Debbie Ford believes that we each hold within us a trace of every human characteristic that exists, the capacity for every human emotion. We are born with the ability to express this entire spectrum of characteristics. But, Ford points out, our families and our society send us strong messages about which ones are good and bad. So when certain impulses arise, we deny them instead of confronting them, giving them a healthy voice, then letting them go. It is to these feelings that Ford turns our attention, these parts of our selves that don’t fit the personae we have created for the rest of the world. She shows us the effects of living in the dark, of keeping all our supposedly unsavory impulses under wraps. We find ourselves disproportionately frustrated and angry at the selfishness of friends, the laziness of colleagues, the arrogance of siblings. When we are unable to reconcile similar impulses in ourselves, Ford explains, we waste our own energy judging others instead of empathizing. But most important, we deny ourselves the power and freedom of living authentically. Through the stories and exercises in The Dark Side of the Light Chasers, Debbie Ford shows us not only how to recognize our hidden emotions, but also how to find the gifts they offer us. The very impulses we most fear may be the key to what is lacking in our lives.

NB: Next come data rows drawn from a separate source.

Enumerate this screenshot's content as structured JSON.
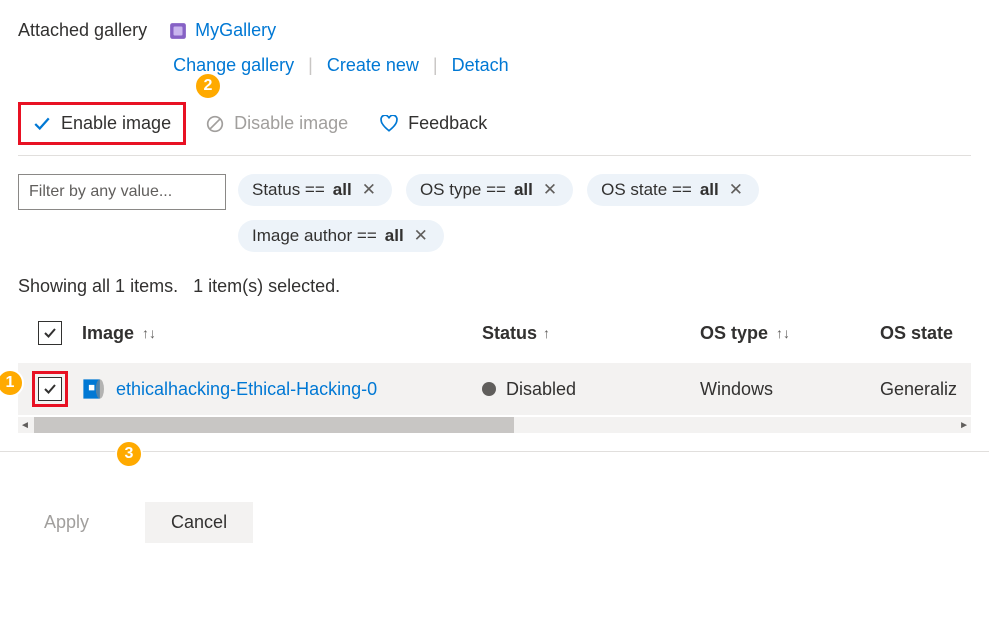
{
  "header": {
    "attached_label": "Attached gallery",
    "gallery_name": "MyGallery",
    "links": {
      "change": "Change gallery",
      "create": "Create new",
      "detach": "Detach"
    }
  },
  "toolbar": {
    "enable": "Enable image",
    "disable": "Disable image",
    "feedback": "Feedback"
  },
  "filter": {
    "placeholder": "Filter by any value...",
    "pills": [
      {
        "prefix": "Status == ",
        "value": "all"
      },
      {
        "prefix": "OS type == ",
        "value": "all"
      },
      {
        "prefix": "OS state == ",
        "value": "all"
      },
      {
        "prefix": "Image author == ",
        "value": "all"
      }
    ]
  },
  "status_line": {
    "showing": "Showing all 1 items.",
    "selected": "1 item(s) selected."
  },
  "table": {
    "headers": {
      "image": "Image",
      "status": "Status",
      "ostype": "OS type",
      "osstate": "OS state"
    },
    "rows": [
      {
        "name": "ethicalhacking-Ethical-Hacking-0",
        "status": "Disabled",
        "ostype": "Windows",
        "osstate": "Generaliz"
      }
    ]
  },
  "footer": {
    "apply": "Apply",
    "cancel": "Cancel"
  },
  "badges": {
    "b1": "1",
    "b2": "2",
    "b3": "3"
  }
}
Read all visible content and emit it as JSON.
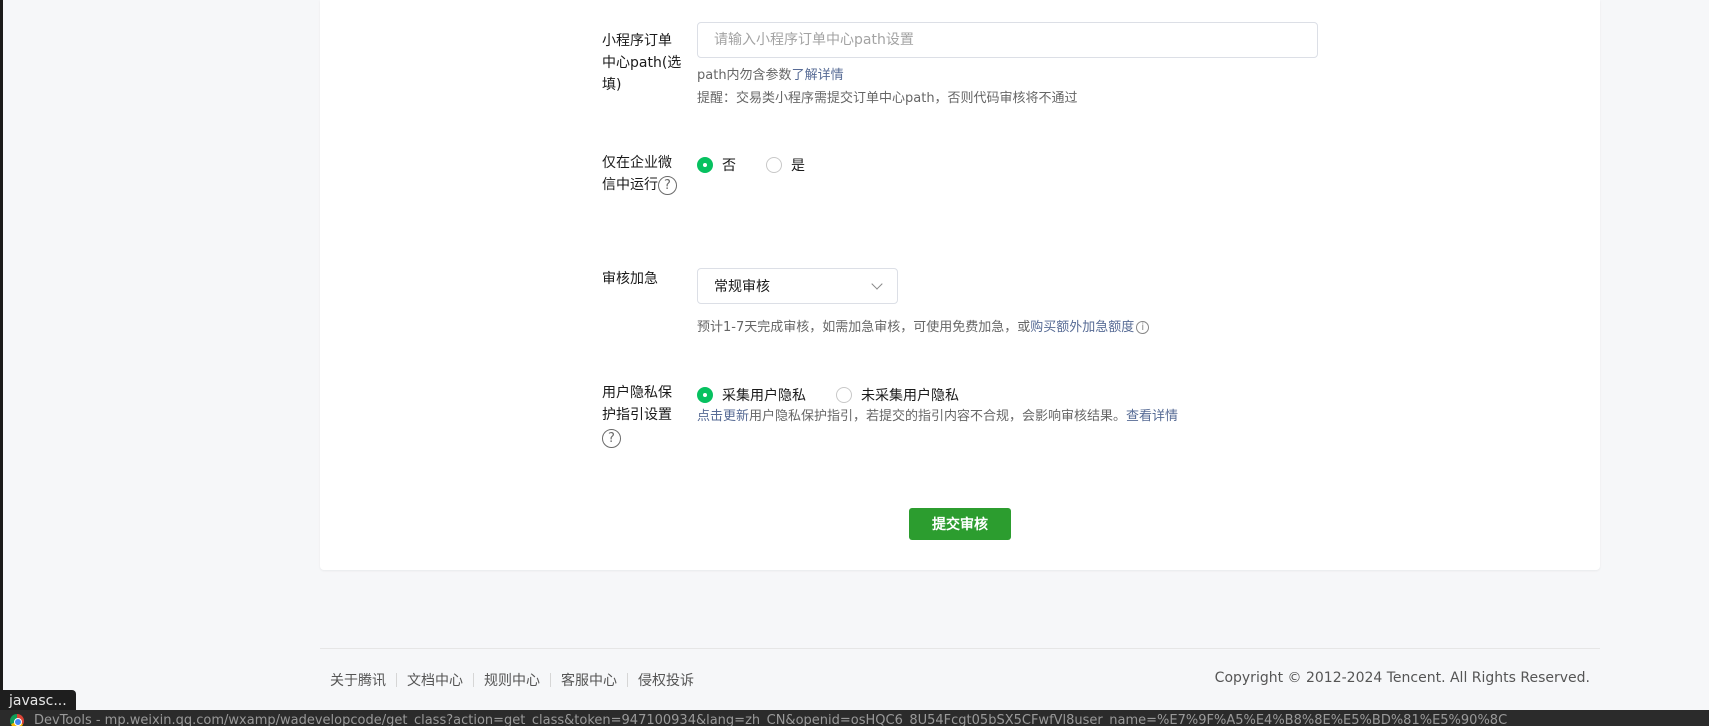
{
  "form": {
    "order_path": {
      "label": "小程序订单中心path(选填)",
      "placeholder": "请输入小程序订单中心path设置",
      "tip_prefix": "path内勿含参数",
      "tip_link": "了解详情",
      "reminder": "提醒：交易类小程序需提交订单中心path，否则代码审核将不通过"
    },
    "wecom_only": {
      "label": "仅在企业微信中运行",
      "help_icon": "?",
      "options": [
        {
          "label": "否",
          "checked": true
        },
        {
          "label": "是",
          "checked": false
        }
      ]
    },
    "expedite": {
      "label": "审核加急",
      "selected": "常规审核",
      "tip_prefix": "预计1-7天完成审核，如需加急审核，可使用免费加急，或",
      "tip_link": "购买额外加急额度",
      "info_icon": "i"
    },
    "privacy": {
      "label": "用户隐私保护指引设置",
      "help_icon": "?",
      "options": [
        {
          "label": "采集用户隐私",
          "checked": true
        },
        {
          "label": "未采集用户隐私",
          "checked": false
        }
      ],
      "update_link": "点击更新",
      "tip_middle": "用户隐私保护指引，若提交的指引内容不合规，会影响审核结果。",
      "detail_link": "查看详情"
    },
    "submit_label": "提交审核"
  },
  "footer": {
    "links": [
      "关于腾讯",
      "文档中心",
      "规则中心",
      "客服中心",
      "侵权投诉"
    ],
    "copyright": "Copyright © 2012-2024 Tencent. All Rights Reserved."
  },
  "browser": {
    "tooltip": "javasc...",
    "status_url": "DevTools - mp.weixin.qq.com/wxamp/wadevelopcode/get_class?action=get_class&token=947100934&lang=zh_CN&openid=osHQC6_8U54Fcgt05bSX5CFwfVl8user_name=%E7%9F%A5%E4%B8%8E%E5%BD%81%E5%90%8C"
  },
  "colors": {
    "brand_green": "#07c160",
    "button_green": "#2c9d2f",
    "link_blue": "#576b95"
  }
}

We know the shadow by many names: alter ego, lower self, the dark twin, repressed self, id. Carl Jung once said that the shadow “is the person you would rather not be.” But even if you choose to hide your dark side, it will still cast a shadow, according to author Debbie Ford. Rather than reject the seemingly undesirable parts of ourselves, Ford offers advice on how to confront our shadows. Only by owning every aspect of yourself can you achieve harmony and “let your own light shine,” she explains. “The purpose of doing shadow work, is to become whole. To end our suffering. To stop hiding ourselves from ourselves. Once we do this we can stop hiding ourselves from the rest of the world.” As threatening as shadow work may seem, it is often very effective in creating transformation. Ford’s step-by-step guidebook is modeled on a highly successful course she developed about embracing the shadow. Ultimately, she helps readers illuminate the gifts and strengths that lie within the shadows. Although this works sound vague, clouded in dark metaphors, Ford manages to make it clear and specific. She has the writing gifts of a successful seminar leader–inspirational, trustworthy, and able to convey murky material with grace and ease. –Gail Hudson